We don’t know when we will be able to resume mining operations. We are waiting for the war to end and for the situation with the seaports blockade to be resolved, which will allow us to finance development projects.


What is Ferrexpo Belanovo Mining’s current focus?

– The Belanovo deposit stripping project is part of Ferrexpo’s strategy to raise its production capacity up to 24 million tonnes of iron ore pellets per year, up from the current 12 million tonnes.

This will require some upgrading at the crushing, beneficiation and pelletising plants at Ferrexpo Poltava Mining and further stripping of the Belanovo deposit. Belanova has the potential to supply a large portion of the ore needed in various explansion scenarios.

The Belanovo deposit is one of the largest iron ore deposits in Europe with 1.7 billion tonnes of raw materials, but to deliver the ore mined here to Poltava Mining, there’s a lot of work to do, including the construction of haulage roads and railways, reconstruction of a number of power lines, fiber optic communication lines, and the main gas pipeline between Belanovo and Yeristovo Mining.

We have already received the necessary approvals for most of the works. As of the beginning of February, more than a thousand hectares of land are leased or owned by FBM, and we have already bought another 500 hectares and they are at various stages of registration.

In total, we have enough land to fulfill our 10-year mining and dumping plan. One of the most important issues is the restructuring of the railroad infrastructure of Ukrainian Railways, namely the removal of the Potoky-Nova Haleshchyna section. We are currently in the process of obtaining further approvals from the relevant authorities.

How do you ensure labour safety at Ferrexpo Belanovo Mining?

We have a good safety record at Belanovo. One initiative we initiated last year, was the formation of a volunteer fire brigade. Our employees undergo regular training and have already achieved a response time of less than 10 minutes. In the event of emergencies in the communities bordering FBM, our team will be available to provide support. Of course, we are not in the first line of call and response, but it is an additional element of confidence for the communities, as we are closer to them than Horishni Plavni or Kremenchuk.

Most of our team are members of the volunteer fire brigade, and in general, every employee at FBM undergoes annual training in first aid.

The founding group and owner of Belanovo Mining Ferrexpo speaks of itself as a leader moving Ukraine towards the production of green steel. Do investments in wartime decarbonisation continue?


Ferrexpo, the group owner of FBM, describes itself as a leader in moving Ukraine towards green steel production. Do you continue to invest in decarbonisation during the war?

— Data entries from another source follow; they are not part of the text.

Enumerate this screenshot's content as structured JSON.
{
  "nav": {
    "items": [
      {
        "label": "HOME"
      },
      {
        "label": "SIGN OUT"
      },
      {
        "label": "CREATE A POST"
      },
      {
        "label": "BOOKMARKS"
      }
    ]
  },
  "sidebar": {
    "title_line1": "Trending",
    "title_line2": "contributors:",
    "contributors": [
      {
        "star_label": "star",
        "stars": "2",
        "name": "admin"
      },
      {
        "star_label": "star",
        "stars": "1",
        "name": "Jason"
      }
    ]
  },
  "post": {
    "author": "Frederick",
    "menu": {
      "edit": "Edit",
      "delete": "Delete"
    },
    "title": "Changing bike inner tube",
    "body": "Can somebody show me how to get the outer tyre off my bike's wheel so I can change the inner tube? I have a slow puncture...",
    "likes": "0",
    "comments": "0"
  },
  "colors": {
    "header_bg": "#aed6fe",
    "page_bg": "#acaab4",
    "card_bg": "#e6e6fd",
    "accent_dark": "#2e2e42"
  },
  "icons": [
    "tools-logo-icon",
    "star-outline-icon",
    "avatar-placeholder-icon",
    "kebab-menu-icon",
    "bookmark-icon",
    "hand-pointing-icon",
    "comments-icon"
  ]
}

The war has slightly adjusted our plans, but our strategy remains unchanged. By the way, last year I headed a team implementing a project to electrify mining fleet at three of the Group’s operations. The first stage has already been completed and the results of research by an Australian consulting company have been received, which recommends consistent electrification measures for all three mines.

This project is linked to our CO2 emissions reduction strategy, which aims to reduce emissions by 50% by 2030 and achieve emissions neutrality by 2050. In particular, we are considering the possibility, for the first time in Ukraine, of using dump trucks with a carrying capacity of 300 tonnes and installing pantographs on haul trucks, which has the potential to significantly reduce emissions.

We are currently analysing the Australian report and have already identified a pilot area for the implementation of the mining fleet electrification project. Ferrexpo specialists are modeling various scenarios. Also, work is underway with ABB to develop a conceptual design and equipment specification for the project.

In general, our consultants recommend electrifying 14 km of mining roads in the open pits of FPM, FYM and FBM, and if the recommendations are fully followed, the expected savings in operating costs over the next 10 years could reach more than $400 million and a reduction in carbon emissions by 526 thousand tonnes – these figures almost completely coincide with the results of Ferrexpo’s modeling performed in 2021.

We have already made a significant step forward and continue to move in this direction.